* THE TASK
Scan the data below for the string "ffffff". Copy every line where it appears.

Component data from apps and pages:
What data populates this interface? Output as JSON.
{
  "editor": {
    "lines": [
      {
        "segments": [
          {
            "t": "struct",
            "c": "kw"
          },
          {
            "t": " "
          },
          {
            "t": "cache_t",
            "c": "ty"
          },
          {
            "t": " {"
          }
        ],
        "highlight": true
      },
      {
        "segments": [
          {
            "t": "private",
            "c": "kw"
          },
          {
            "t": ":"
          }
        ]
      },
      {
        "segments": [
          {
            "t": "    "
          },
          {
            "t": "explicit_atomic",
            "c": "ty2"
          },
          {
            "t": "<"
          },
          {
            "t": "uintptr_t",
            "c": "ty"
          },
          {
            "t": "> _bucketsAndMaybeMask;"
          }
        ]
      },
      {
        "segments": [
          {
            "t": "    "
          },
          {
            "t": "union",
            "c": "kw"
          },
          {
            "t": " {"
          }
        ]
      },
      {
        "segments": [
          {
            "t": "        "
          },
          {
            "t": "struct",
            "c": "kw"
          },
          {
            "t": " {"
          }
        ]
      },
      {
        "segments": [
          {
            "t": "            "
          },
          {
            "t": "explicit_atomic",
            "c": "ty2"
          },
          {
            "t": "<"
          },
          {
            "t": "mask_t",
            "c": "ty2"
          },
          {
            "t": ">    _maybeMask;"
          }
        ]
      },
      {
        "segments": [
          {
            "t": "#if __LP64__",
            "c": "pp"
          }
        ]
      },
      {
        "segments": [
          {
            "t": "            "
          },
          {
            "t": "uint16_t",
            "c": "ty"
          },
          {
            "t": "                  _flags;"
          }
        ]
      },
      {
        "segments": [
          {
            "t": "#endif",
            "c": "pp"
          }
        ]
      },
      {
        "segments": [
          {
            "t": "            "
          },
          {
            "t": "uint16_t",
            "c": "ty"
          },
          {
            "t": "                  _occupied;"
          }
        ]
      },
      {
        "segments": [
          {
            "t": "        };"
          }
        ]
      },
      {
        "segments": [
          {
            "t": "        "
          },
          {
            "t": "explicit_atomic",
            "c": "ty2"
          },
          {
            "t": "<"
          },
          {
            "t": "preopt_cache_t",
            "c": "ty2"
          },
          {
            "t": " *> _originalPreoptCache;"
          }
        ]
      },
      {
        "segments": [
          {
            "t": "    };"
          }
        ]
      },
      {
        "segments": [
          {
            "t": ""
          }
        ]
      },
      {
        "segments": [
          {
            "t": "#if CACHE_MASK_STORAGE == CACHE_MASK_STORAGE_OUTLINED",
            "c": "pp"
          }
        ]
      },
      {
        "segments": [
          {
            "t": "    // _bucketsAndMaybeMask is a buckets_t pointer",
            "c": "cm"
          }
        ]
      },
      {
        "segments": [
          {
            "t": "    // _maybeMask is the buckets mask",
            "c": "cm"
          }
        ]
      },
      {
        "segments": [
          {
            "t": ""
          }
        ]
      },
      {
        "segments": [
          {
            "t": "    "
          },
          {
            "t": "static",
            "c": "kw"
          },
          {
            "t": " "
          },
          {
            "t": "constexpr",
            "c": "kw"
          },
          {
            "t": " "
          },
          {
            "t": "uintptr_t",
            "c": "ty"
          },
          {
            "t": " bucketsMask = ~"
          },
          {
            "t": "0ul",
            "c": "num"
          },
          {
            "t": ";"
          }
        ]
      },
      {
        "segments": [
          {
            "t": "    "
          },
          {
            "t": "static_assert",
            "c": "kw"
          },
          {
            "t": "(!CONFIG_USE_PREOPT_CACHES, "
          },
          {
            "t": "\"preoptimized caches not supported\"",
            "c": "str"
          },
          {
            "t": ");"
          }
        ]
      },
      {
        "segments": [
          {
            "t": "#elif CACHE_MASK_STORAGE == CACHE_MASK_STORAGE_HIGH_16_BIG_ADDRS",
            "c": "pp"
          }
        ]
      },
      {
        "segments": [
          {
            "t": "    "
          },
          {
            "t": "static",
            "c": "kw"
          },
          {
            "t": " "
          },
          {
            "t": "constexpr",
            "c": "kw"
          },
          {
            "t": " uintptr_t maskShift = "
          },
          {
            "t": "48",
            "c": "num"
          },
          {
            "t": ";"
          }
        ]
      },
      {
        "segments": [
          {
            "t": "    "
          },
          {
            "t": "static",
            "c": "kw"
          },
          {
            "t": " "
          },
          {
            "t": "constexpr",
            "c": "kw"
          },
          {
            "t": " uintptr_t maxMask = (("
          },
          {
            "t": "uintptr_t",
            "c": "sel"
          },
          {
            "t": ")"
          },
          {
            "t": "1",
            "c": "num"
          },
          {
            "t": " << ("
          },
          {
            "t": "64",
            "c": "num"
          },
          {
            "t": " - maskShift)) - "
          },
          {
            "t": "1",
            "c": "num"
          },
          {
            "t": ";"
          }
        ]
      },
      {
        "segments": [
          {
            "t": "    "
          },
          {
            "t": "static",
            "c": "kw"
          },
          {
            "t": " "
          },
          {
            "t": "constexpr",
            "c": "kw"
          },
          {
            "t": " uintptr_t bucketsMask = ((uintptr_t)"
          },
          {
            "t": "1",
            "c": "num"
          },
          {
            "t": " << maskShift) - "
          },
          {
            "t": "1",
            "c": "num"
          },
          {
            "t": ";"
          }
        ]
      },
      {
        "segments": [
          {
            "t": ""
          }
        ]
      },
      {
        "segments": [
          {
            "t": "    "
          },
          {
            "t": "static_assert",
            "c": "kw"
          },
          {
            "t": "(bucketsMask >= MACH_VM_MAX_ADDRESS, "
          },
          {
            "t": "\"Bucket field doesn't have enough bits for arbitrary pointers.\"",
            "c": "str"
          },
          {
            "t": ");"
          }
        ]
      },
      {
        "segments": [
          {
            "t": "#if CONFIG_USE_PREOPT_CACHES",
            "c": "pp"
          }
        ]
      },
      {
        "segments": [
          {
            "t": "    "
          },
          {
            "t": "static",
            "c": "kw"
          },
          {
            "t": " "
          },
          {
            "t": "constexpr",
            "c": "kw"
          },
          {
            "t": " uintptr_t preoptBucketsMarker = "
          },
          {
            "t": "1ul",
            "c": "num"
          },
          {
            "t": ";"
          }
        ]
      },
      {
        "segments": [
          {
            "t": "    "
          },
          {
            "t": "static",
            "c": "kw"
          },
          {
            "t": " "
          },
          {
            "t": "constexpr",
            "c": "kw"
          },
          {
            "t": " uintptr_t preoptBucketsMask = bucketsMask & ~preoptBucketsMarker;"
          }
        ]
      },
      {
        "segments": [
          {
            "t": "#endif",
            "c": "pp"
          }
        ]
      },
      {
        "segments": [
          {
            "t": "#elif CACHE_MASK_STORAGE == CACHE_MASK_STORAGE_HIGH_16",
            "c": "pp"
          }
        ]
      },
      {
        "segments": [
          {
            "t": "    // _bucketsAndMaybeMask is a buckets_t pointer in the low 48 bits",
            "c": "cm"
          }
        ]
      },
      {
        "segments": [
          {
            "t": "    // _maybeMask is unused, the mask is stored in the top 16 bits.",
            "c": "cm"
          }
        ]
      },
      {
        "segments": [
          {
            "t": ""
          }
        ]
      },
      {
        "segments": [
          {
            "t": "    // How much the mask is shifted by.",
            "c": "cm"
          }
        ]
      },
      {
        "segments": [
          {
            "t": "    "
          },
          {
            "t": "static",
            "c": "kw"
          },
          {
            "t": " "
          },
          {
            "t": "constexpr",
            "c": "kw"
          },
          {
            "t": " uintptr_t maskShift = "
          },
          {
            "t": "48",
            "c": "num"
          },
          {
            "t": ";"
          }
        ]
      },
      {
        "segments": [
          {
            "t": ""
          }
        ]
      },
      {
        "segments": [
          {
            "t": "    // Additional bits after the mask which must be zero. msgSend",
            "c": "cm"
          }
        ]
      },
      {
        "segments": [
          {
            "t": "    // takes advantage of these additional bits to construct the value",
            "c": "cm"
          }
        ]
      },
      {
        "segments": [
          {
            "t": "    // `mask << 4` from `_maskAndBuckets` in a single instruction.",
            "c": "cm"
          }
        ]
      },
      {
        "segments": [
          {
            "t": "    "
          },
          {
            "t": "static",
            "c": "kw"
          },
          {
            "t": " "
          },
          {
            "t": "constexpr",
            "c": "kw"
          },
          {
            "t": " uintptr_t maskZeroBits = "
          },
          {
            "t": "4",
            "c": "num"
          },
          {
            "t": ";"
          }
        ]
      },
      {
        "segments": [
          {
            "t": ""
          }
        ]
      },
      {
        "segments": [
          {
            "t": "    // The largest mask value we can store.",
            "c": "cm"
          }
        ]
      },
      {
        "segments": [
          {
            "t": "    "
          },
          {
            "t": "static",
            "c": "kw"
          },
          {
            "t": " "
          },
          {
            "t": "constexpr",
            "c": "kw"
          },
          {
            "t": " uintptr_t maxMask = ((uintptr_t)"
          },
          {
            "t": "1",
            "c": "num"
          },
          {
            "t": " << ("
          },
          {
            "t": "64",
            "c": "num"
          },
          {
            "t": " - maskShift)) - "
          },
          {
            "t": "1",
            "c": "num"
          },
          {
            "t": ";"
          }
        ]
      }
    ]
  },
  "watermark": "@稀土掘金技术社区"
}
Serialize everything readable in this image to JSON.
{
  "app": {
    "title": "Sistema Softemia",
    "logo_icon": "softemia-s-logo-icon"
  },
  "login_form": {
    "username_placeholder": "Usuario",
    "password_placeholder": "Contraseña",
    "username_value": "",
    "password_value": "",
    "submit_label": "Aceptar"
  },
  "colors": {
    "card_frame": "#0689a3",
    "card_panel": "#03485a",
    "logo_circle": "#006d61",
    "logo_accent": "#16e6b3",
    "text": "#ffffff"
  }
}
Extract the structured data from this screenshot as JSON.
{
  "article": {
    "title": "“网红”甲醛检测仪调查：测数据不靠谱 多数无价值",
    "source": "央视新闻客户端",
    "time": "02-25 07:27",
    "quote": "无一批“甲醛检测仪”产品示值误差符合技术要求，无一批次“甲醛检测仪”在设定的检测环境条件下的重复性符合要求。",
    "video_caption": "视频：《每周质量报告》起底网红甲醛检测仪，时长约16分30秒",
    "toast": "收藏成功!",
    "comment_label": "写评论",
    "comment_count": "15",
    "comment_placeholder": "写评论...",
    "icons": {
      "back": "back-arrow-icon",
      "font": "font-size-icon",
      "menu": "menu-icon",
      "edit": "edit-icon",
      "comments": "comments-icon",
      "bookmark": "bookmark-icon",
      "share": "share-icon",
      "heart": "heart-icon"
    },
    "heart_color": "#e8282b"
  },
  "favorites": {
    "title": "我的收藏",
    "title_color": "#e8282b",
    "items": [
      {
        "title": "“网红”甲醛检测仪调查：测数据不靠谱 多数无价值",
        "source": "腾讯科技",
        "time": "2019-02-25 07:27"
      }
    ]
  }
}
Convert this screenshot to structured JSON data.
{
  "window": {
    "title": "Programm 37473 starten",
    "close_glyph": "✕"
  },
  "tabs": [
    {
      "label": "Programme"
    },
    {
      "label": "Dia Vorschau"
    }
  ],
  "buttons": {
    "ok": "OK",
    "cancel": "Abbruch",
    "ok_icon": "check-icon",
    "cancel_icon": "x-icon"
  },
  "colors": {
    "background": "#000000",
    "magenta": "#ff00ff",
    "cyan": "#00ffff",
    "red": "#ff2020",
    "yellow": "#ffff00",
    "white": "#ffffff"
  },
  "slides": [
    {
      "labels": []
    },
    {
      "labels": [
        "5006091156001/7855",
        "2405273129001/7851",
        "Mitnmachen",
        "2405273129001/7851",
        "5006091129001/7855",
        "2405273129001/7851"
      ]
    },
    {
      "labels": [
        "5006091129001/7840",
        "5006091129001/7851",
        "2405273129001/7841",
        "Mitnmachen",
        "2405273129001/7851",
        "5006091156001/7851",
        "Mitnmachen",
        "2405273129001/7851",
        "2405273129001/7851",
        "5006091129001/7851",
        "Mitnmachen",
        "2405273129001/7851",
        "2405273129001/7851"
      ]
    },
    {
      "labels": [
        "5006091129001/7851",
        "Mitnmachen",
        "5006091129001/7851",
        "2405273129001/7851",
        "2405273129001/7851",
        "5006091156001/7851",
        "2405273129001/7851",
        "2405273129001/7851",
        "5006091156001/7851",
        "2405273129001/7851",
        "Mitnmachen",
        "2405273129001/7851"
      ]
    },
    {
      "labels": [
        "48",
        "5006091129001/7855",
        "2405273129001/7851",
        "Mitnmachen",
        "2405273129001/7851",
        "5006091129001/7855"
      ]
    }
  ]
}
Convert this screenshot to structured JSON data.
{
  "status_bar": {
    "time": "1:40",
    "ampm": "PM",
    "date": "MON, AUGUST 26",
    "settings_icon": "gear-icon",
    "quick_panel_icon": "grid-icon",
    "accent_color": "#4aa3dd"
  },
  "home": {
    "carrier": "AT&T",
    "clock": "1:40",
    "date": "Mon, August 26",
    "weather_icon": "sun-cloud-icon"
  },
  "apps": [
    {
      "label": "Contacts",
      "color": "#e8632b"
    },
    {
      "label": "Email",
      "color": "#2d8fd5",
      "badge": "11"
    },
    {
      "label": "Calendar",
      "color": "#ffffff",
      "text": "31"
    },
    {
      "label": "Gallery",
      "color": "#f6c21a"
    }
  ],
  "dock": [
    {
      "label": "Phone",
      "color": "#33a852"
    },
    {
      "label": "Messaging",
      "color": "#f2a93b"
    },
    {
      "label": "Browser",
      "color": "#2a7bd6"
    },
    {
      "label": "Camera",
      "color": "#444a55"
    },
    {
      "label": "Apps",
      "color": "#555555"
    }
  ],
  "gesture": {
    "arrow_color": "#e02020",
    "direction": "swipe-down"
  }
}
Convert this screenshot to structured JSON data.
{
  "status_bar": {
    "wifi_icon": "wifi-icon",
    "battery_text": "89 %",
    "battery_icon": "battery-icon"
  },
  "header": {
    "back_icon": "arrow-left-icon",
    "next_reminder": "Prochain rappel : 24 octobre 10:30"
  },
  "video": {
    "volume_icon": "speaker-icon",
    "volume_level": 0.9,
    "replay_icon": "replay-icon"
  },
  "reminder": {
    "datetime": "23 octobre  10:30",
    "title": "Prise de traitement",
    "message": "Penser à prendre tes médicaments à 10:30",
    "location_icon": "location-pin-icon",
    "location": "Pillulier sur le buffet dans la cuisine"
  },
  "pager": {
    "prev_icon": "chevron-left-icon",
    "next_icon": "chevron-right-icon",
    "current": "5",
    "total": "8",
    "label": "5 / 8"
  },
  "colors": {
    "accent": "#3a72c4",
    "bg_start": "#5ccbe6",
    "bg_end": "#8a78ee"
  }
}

* ANSWER TO THIS TASK
    "text": "#ffffff"
    "white": "#ffffff"
      "color": "#ffffff",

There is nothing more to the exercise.